A Proxy Vote is a delegation of voting authority to a representative on behalf of the original vote-holder. The party who receives the authority to vote is known as the Proxy and the original vote-holder is known as the Principal. The concept is important in financial markets and particularly with public companies as it allows groups of shareholders to amass greater influence by pooling their votes together.
Reasons for Proxy Vote in a Financial Context
For shareholders of a corporation, voting by proxy can be a common practice. The two most common reasons to give up votes to another party are:
#1 Delegate to someone who is more informed
The reason behind the delegation is largely because shareholders have limited time to fully analyze and understand what’s happening at the company, and may prefer to delegate their votes to someone who is more informed.
#2 Principal is unable to attend in person
Another common reason to delegate authority to someone else is if the principal is unable to attend a shareholders’ meeting. If remote voting is not possible, then a proxy can be sent in their place to fulfill the rights of the principal.
In financial markets, public companies can be subjected to what is known as a proxy fight. A proxy fight takes place when a large shareholder (or group of shareholders) convince other shareholders to hand over their voting power. Forming a large block of votes this way enables the group to have more power and may enable them to sway a corporate vote, which wouldn’t have been possible if all the shareholders had been acting independently.
A proxy fight can work in the following way:
The lead shareholder in the fight engages a proxy solicitation company
The solicitation company gets a complete list of shareholders
The leader of the proxy fight sends a message encouraging other shareholders to appoint the leader as their proxy

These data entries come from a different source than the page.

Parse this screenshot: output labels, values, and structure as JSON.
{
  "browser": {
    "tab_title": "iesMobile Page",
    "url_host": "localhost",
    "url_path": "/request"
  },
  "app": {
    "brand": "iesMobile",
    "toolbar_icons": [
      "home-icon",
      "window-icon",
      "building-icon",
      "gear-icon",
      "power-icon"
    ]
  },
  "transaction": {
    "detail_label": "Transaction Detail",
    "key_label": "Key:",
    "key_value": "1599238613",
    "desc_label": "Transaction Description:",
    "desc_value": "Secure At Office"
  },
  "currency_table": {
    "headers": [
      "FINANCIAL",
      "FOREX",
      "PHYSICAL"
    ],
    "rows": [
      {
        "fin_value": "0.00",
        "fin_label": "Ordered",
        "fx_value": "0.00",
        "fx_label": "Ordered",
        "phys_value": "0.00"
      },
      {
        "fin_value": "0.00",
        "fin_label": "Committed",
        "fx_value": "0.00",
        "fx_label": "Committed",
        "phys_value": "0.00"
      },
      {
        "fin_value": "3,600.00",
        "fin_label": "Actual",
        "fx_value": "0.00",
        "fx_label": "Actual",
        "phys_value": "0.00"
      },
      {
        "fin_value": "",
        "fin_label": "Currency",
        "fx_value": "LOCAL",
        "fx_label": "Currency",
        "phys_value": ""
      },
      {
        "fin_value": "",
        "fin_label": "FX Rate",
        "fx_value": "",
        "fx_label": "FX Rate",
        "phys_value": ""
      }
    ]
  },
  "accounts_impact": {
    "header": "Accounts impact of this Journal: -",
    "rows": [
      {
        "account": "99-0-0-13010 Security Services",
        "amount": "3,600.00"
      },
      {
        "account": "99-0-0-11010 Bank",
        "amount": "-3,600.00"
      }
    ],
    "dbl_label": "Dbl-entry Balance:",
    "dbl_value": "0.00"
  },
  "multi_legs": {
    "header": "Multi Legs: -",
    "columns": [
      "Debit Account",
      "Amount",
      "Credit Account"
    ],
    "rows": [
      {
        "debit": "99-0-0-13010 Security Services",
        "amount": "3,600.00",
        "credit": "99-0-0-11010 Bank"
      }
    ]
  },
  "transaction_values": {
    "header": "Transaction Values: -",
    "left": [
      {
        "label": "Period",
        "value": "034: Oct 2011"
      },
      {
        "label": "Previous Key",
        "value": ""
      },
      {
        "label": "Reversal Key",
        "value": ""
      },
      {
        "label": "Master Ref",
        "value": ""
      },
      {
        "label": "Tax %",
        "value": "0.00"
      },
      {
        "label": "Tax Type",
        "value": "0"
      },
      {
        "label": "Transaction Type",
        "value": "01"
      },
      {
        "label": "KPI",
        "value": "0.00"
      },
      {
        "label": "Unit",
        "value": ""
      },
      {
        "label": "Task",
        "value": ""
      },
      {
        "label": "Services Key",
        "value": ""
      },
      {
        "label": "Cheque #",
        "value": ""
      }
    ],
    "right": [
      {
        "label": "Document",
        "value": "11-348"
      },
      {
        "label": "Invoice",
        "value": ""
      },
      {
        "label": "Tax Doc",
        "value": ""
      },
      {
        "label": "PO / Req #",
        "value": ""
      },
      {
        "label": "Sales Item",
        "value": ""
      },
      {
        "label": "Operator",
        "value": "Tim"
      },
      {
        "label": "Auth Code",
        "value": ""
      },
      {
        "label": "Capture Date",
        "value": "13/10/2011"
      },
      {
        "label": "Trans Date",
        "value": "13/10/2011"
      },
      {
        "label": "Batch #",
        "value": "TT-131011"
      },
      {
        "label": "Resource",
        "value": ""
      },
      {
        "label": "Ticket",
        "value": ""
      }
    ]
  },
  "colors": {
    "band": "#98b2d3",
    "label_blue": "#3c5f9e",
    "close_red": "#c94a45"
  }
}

If the leader is able to acquire enough proxies, then they may be successful in achieving their goal of controlling the outcome of a vote at the shareholders meeting
Example of Proxy Vote/Fight
According to Fortune, the largest instance of a proxy fight occurred in 2017 when Proctor & Gamble shareholders wanted to give activist investor Nelson Peltz a seat on the board, but the company was strongly opposed to that happening.
Peltz wrote a lengthy analysis outlining changes he wanted to see at the company and used a proxy solicitation company to reach all shareholders with his message.
However, in the end, the shareholders voted to deny Peltz a board seat, causing him to lose the fight he had waged against the company.
Thank you for reading this guide to a better understanding of how a Proxy Vote works in the context of public companies. To keep learning and advancing your career in the financial industry, CFI highly recommends these additional resources: